I wasn’t looking forward to this episode. “Michael Hayes” has been struggling the last couple and it was never on firm grounding to begin with. Then the opening title sequence hit and… the rest of the legal team actors’ names were in it. Episode nine is where Hillary Danner, Rebecca Rigg, and Peter Outerbridge get added as regulars. But then I saw the first guest star—Lucy Alexis Liu—and all of a sudden I remembered; I have one cogent memory of “Michael Hayes” and this episode was going to contain it. I remembered more along the way—Jodi Long’s so good and the scene’s such a “thank goodness” (she’s calling out white people’s savior complex in general, lead David Caruso as a specific example, while also addressing the efficacy of having biased white “experts” talking about the Chinese immigrant experience). It works out; my cogent memory is validated and the show is all of a sudden on completely different footing. Script credit to Anne Kenney and Paul Haggis.
The episode starts with Caruso addressing a bunch of cops about to raid a “house of prostitution.” Only, Caruso (and Kenney and Haggis) explain, it’s not a regular house of prostitution because the women are being held captive; they’re Chinese immigrants, in the country without visas—I’d forgotten how often the term “illegal aliens” got thrown around in mainstream media, even when there’s a whole thing about the system being inhumane and shitty—and they’re chained to the floor. 1997 is apparently before “human trafficking” entered Hollywood’s vernacular; it’s also back when you could have someone like Caruso say “America doesn’t do slavery” with a straight face.
The raid goes bad and Caruso and team are left with two potential witnesses—Liu and Jeanne Chinn—against a seemingly upstanding businessman suspect, Michael Paul Chan. Liu’s a good girl, Chinn’s a bad girl, but neither of them are receptive to Caruso’s questioning because he can’t keep them in the country. John Prosky shows up (again, I think) as a dipshit INS agent (it’s not his fault, it’s just the agency itself is shit is the message), with a chunk of the plot dedicated to Caruso and Outerbridge trying to figure out how to get him to grant refugee visas.
The procedural aspects, with Rigg and Ruben Santiago-Hudson (demoted in the credit order due to everyone but Caruso being alphabetical and three names getting added, but still a solid part) doing field work are good. Mostly thanks to the script, but also Adam Nimoy’s direction is the best the show’s had either ever or in memory. Also, Rigg’s a hoot out in the field, a self-aware brassy sitcom neighbor but as a meticulous lawyer; Rigg’s always working the character, even when she’s in background; the mind is racing. She’s awesome to watch, a great foil for Caruso, who’s doing the same thing.
But where the episode excels in the character arc for Caruso (and Liu). Without a lot of exposition setting it up—any exposition setting it up, actually—the episode essays Caruso’s emotional reaction to Liu and Chinn—Chinn’s a caricature for most of her time in the episode, but when that barrier cracks, it’s very much because of Caruso’s performance.
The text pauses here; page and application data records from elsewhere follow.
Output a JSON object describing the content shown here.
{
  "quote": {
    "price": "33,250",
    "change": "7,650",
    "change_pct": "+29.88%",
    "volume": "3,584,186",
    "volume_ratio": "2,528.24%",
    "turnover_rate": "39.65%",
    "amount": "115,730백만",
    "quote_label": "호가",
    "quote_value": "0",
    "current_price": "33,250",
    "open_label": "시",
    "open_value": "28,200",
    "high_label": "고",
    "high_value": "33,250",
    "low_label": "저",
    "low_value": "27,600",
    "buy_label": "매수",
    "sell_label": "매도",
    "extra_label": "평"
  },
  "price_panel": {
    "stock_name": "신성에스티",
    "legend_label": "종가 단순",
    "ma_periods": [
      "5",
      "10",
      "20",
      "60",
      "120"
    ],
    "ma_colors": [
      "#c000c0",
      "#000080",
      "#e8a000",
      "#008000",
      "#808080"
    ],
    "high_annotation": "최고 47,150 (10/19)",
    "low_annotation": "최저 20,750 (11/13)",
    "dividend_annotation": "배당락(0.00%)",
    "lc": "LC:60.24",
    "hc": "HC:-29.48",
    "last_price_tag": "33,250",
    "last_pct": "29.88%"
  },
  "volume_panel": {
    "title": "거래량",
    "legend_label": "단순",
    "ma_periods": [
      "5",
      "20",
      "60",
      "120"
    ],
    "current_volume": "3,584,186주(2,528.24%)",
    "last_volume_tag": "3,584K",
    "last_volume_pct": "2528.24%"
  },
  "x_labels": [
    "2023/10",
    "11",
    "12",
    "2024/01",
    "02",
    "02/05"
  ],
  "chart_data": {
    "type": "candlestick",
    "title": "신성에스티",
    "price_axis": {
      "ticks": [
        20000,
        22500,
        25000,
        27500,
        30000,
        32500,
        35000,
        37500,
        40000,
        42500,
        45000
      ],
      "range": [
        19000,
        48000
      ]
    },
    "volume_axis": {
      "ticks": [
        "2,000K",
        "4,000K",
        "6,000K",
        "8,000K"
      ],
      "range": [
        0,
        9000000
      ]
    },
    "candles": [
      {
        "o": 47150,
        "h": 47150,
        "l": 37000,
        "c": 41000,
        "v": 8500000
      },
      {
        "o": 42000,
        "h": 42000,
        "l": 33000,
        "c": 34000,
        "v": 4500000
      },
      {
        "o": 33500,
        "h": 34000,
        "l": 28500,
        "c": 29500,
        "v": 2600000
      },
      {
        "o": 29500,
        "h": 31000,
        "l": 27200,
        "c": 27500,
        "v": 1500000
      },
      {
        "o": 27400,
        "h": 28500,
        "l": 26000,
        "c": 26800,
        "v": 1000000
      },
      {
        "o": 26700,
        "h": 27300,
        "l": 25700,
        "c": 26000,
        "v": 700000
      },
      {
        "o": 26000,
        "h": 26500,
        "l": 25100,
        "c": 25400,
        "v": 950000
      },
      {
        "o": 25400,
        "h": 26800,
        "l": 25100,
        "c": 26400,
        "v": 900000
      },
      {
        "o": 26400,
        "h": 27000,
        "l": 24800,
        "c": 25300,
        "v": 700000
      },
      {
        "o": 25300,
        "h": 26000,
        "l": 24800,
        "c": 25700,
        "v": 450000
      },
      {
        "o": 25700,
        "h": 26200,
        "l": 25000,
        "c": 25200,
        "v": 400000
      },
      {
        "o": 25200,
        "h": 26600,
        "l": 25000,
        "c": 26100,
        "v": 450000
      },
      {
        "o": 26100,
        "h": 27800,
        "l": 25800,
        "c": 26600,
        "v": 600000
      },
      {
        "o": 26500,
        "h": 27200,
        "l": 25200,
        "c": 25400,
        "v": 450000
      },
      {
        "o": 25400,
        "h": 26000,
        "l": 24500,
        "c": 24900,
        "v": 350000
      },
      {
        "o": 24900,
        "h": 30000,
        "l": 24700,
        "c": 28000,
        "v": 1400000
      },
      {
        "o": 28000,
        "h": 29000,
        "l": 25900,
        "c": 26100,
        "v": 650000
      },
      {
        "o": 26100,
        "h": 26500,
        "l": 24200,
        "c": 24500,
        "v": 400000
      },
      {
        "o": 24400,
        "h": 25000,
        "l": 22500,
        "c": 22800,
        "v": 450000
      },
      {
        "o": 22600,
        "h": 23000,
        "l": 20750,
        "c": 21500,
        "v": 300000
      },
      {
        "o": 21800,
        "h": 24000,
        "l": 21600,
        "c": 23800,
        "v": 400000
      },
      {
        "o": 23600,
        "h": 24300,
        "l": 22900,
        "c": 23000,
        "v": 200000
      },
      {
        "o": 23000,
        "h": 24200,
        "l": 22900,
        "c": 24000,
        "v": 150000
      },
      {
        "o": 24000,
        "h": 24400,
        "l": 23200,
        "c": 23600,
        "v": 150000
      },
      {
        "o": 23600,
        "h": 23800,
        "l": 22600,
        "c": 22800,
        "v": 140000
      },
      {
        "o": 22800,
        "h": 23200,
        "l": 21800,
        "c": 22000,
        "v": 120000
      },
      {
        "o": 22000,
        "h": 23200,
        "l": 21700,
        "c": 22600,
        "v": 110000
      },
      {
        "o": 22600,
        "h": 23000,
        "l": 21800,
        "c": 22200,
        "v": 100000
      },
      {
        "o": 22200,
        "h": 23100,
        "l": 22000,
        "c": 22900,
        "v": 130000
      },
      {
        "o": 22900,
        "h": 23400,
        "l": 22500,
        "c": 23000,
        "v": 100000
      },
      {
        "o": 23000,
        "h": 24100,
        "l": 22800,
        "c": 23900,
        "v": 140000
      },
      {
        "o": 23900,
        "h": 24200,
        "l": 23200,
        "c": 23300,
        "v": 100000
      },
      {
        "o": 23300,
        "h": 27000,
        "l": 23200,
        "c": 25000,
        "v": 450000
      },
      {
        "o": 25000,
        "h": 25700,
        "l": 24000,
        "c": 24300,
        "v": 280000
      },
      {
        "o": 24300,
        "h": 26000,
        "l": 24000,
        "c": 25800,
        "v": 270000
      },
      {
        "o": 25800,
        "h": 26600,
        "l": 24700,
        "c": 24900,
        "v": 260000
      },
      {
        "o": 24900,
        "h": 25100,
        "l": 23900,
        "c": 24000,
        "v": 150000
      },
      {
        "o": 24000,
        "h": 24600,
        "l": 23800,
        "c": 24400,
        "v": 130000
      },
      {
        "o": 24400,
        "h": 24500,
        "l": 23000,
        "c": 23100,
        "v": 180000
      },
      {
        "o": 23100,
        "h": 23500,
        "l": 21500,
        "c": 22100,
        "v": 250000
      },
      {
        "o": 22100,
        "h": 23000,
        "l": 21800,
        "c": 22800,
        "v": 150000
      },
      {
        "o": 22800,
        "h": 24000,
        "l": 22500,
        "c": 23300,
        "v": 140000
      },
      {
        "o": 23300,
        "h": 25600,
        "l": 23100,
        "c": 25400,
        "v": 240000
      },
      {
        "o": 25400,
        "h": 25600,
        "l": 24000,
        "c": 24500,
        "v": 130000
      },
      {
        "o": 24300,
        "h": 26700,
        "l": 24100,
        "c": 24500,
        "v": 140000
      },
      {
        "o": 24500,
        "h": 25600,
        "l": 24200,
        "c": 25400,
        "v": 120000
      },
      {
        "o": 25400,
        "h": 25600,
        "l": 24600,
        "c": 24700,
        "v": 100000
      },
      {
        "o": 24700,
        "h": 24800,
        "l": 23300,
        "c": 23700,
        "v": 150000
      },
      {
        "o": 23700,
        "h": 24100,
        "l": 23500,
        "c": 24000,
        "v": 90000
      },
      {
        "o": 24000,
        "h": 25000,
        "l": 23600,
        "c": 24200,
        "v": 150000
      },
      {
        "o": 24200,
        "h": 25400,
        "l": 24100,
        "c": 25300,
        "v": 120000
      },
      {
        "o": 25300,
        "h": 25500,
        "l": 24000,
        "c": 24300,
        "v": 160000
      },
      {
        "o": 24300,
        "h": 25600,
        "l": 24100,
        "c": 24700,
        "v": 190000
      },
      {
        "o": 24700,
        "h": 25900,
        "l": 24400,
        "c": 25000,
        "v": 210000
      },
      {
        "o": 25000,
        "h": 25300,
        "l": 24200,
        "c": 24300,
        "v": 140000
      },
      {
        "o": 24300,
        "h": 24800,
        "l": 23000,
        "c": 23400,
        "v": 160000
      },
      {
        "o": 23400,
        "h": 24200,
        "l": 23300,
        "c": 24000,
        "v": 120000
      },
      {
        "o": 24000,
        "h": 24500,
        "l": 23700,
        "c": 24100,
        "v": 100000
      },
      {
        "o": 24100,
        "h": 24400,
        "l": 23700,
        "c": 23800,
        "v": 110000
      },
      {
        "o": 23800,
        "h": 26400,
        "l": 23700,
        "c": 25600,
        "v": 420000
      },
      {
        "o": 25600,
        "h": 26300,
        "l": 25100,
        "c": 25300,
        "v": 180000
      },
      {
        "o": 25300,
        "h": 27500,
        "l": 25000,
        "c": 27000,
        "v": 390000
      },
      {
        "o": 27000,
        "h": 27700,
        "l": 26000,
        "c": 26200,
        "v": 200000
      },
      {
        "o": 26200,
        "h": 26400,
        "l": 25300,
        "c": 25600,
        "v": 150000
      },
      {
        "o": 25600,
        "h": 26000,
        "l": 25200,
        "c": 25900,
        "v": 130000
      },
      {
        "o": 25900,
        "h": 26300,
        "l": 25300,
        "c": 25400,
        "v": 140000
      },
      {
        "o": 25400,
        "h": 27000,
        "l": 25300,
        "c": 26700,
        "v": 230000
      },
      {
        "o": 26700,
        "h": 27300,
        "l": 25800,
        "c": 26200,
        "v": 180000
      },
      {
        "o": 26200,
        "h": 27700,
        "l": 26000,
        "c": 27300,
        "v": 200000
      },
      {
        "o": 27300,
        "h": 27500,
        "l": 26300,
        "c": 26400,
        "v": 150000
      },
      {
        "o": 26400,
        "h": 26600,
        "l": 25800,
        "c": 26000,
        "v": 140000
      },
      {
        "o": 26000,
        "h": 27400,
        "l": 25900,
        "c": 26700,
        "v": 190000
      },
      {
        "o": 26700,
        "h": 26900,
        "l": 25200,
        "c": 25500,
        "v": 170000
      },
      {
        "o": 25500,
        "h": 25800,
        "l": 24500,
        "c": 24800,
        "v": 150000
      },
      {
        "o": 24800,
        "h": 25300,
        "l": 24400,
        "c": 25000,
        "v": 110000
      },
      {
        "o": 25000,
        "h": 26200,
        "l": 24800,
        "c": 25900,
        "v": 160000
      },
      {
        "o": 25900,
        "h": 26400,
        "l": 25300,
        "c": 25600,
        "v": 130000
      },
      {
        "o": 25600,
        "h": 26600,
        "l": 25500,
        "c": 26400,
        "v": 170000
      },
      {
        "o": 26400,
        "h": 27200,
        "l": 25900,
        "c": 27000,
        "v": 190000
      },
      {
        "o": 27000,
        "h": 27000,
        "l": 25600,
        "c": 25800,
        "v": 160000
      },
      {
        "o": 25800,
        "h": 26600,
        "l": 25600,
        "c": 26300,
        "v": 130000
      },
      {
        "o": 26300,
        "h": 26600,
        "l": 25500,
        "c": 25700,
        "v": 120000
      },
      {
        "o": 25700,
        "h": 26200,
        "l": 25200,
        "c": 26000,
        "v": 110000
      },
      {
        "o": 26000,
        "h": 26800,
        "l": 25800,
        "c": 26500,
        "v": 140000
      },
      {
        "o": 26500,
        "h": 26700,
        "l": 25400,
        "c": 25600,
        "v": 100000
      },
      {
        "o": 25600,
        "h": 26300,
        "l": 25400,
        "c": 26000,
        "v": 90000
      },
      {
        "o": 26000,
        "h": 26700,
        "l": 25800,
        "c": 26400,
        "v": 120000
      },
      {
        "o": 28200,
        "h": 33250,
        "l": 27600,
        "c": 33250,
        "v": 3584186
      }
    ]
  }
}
It’s in the script and Chinn’s close to leveling up on her own, but Caruso—problematically, to be sure—is what makes it happen. “Michael Hayes” is about a white savior who just happens to be white. They wouldn’t be able to get away with any of it without Caruso, whose ability to toggle between loud and quiet is unsurpassed.
Except Chinn’s the bad girl who’s a (relatively) easy flip. There’s a lot more with Liu, as Caruso tries to crack her as a witness, then forms a bond with her. Unlike the Chinn stuff, Liu and Caruso’s arc succeeds because of Liu. Their scenes are all about the performances, because it’s all talk, sometimes about legal citizenship stuff, sometimes about aspirational Americana stuff, and the drama has to come out of the characters speaking to and reacting to one another. No wonder I remember loving this show.
No sign of other still regular cast members Mary B. Ward and Jimmy Galeota—I think they may have even taken Galeota’s picture out of Caruso’s office—and the show’s… better for it. Much better for it. Even with Danner not really having enough to do and Outerbridge still just being a blue blood stick in the mud, the team procedural dynamic succeeds.
I’m not sure what to expect from “Hayes” going forward and this episode might very well be its peak, but it’s a good peak. Even though it’s a CBS show by white people for white people from 1997, it ages all right. Kenney and Haggis are at least aware of that situation and try (well, not with the title but Haggis did end up making Crash, didn’t he). And Caruso and Liu are spectacular together, which is what matters. The episode is all theirs.